Scan the listing below and copy every line holding "title".

====

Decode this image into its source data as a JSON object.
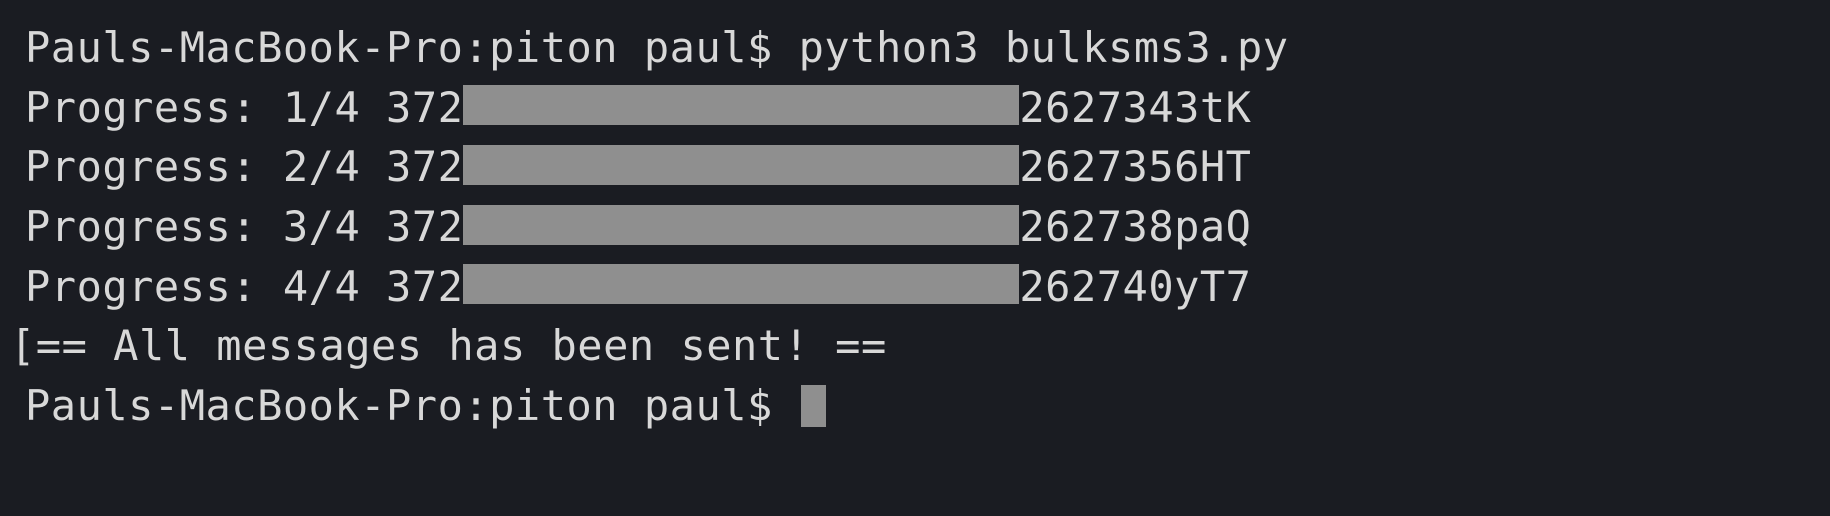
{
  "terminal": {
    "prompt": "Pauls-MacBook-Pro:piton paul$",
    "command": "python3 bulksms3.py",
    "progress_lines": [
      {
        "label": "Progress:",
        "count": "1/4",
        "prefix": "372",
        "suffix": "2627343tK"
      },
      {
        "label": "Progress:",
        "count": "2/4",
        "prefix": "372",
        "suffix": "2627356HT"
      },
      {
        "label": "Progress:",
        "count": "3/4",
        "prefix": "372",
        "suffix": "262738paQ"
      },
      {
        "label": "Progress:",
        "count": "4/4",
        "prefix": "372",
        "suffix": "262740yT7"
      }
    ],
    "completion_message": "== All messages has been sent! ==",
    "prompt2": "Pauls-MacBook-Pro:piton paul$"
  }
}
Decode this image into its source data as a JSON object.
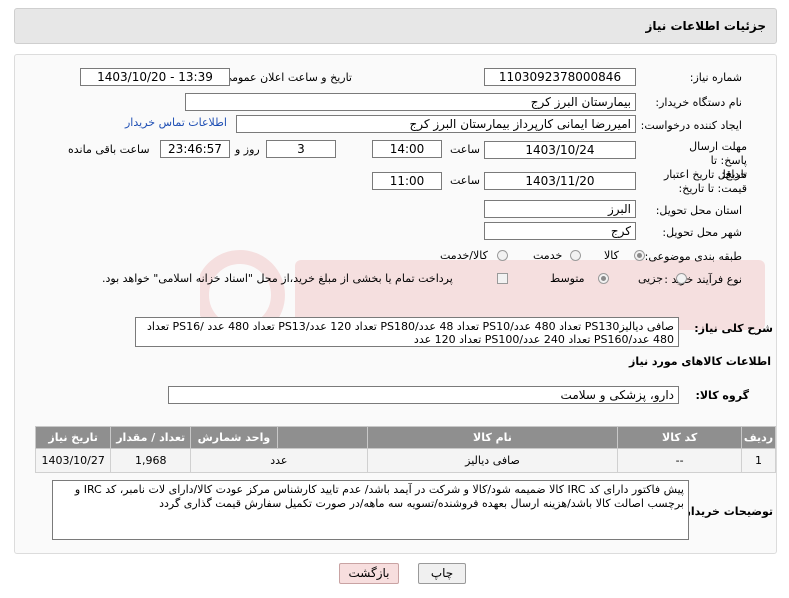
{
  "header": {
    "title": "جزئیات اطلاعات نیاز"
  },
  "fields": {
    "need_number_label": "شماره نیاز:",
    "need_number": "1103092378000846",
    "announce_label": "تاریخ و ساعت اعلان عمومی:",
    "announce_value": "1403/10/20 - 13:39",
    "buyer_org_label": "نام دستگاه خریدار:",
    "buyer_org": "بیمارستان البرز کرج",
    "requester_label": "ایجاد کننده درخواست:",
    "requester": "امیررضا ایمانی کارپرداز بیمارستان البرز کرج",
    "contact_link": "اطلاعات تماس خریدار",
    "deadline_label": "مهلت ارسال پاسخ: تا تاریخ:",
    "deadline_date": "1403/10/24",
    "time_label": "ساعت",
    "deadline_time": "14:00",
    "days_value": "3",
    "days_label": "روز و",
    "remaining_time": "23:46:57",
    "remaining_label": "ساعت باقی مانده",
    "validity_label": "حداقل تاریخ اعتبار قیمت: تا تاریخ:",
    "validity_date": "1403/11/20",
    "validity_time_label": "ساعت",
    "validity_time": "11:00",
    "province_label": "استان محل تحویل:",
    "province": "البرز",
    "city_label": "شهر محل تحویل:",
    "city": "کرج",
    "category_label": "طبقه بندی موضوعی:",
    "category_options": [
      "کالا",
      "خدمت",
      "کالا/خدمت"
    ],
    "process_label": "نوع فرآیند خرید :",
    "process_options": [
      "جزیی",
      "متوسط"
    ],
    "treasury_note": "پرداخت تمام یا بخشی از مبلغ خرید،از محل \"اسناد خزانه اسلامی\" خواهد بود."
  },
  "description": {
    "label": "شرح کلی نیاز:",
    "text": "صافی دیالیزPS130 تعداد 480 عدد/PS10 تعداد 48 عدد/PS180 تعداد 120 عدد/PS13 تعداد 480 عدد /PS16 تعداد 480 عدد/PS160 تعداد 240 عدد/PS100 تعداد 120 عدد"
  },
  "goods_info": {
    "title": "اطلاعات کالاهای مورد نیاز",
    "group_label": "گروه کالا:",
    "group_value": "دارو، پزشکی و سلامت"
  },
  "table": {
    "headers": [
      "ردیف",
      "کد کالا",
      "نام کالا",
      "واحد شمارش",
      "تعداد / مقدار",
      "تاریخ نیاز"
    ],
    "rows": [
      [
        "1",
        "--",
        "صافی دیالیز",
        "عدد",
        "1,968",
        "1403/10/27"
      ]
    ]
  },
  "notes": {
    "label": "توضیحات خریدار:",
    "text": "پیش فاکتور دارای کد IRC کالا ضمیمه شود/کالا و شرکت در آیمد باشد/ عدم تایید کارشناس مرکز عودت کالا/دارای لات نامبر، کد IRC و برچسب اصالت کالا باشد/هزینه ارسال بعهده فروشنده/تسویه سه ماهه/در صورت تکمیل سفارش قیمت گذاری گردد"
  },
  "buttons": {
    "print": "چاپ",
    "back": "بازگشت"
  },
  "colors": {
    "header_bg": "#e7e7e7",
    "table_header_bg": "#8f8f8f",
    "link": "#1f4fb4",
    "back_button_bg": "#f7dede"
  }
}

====

### RESULT
    "title": "جزئیات اطلاعات نیاز"
    "title": "اطلاعات کالاهای مورد نیاز",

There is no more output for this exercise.